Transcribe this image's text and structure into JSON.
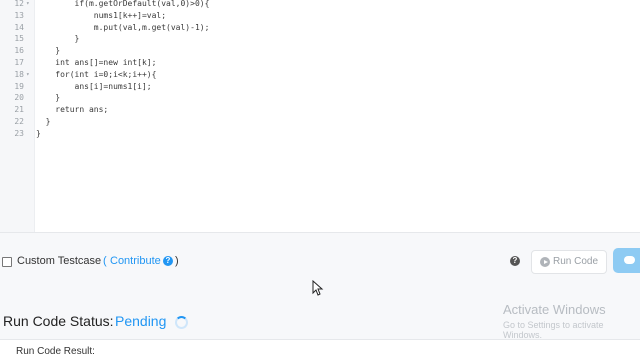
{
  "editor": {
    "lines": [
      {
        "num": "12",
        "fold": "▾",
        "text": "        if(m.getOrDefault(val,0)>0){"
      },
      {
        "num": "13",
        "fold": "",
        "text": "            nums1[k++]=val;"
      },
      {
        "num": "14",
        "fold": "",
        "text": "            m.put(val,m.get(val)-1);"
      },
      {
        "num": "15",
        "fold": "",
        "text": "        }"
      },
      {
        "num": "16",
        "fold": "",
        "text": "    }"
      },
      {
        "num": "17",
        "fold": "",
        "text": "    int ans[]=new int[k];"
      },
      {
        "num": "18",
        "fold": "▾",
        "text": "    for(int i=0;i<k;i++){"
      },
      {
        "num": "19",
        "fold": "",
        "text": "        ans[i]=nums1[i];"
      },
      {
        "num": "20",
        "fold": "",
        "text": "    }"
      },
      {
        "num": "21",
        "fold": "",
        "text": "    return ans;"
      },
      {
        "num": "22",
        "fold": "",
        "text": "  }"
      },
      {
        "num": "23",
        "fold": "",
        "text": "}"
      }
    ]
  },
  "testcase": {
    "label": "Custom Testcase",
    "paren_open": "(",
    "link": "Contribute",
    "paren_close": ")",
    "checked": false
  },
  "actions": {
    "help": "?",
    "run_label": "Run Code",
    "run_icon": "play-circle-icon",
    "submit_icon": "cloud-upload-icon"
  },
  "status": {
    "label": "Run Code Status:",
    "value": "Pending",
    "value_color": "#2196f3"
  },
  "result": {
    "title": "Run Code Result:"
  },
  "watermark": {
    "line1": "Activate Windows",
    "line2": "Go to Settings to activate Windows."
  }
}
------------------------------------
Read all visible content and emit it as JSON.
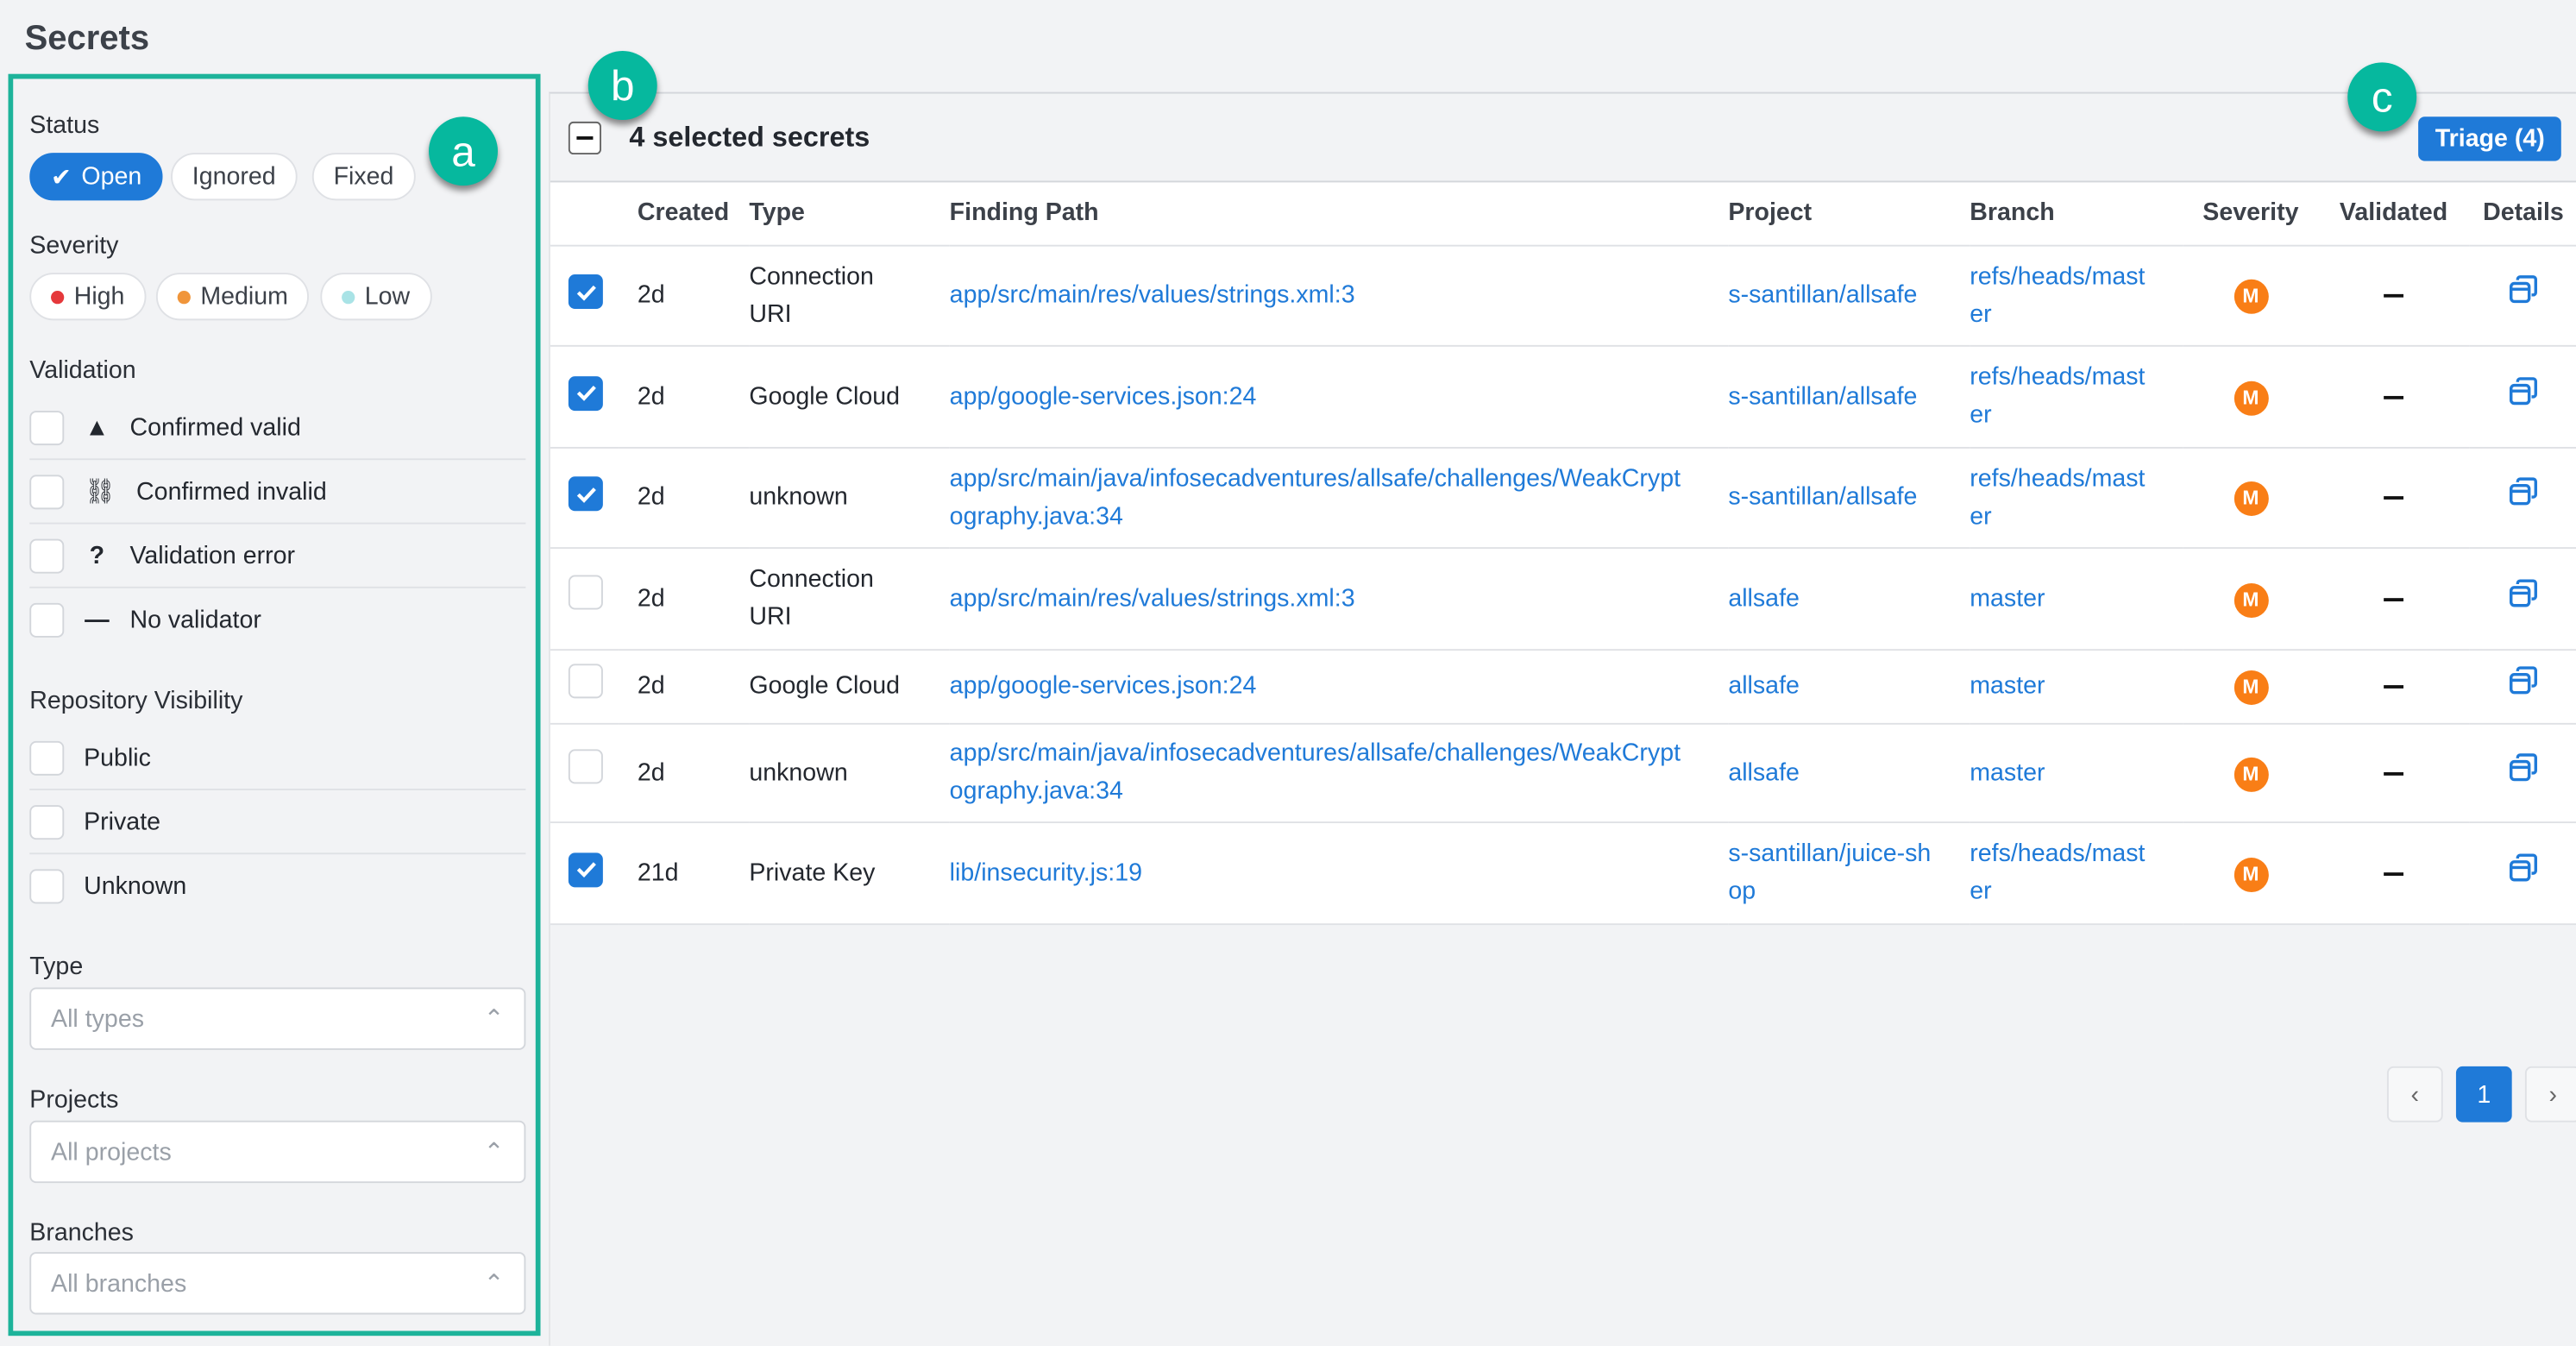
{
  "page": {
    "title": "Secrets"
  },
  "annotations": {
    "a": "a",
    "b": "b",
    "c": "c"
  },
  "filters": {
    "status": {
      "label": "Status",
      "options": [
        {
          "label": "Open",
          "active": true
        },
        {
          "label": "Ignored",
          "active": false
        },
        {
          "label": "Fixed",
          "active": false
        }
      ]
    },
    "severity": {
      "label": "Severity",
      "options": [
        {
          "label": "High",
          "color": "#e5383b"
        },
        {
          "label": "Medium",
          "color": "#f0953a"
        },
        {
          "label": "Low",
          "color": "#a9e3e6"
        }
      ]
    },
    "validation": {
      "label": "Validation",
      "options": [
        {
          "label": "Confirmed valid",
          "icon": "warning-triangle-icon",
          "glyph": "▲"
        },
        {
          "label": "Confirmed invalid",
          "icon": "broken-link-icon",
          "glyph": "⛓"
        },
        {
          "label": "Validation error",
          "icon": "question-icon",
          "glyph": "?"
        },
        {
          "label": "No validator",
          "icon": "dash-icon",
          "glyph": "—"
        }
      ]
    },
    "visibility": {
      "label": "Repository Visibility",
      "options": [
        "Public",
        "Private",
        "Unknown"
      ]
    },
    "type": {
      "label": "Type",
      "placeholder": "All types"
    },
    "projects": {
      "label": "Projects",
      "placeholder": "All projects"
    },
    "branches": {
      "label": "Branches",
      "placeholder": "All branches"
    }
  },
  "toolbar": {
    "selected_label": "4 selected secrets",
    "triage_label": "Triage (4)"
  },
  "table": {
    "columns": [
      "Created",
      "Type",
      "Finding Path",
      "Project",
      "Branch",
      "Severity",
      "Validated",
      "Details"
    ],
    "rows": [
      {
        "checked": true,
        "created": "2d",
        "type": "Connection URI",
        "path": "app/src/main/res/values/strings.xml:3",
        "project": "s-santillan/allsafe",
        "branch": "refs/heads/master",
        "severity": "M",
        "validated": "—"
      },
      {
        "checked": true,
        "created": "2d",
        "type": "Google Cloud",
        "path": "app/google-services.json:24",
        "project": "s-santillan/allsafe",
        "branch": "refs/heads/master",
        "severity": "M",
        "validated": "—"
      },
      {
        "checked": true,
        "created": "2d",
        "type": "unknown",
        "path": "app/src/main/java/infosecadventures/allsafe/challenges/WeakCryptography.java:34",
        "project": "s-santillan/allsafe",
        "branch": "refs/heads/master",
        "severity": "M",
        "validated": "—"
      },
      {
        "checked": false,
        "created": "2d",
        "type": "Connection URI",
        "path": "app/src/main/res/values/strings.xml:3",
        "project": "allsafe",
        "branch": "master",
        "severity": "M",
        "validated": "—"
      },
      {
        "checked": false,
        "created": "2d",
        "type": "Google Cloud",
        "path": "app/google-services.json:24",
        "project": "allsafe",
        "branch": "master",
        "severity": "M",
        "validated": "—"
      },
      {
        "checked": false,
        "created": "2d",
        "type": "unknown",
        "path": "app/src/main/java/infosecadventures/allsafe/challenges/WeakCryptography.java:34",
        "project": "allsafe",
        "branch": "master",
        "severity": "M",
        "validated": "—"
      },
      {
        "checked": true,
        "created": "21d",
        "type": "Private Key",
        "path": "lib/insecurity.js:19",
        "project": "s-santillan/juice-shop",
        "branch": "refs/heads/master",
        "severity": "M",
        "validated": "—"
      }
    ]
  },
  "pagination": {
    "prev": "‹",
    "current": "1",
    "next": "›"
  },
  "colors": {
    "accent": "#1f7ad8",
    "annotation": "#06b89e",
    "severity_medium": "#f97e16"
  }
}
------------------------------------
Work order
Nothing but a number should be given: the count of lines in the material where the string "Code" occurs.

Your solution
3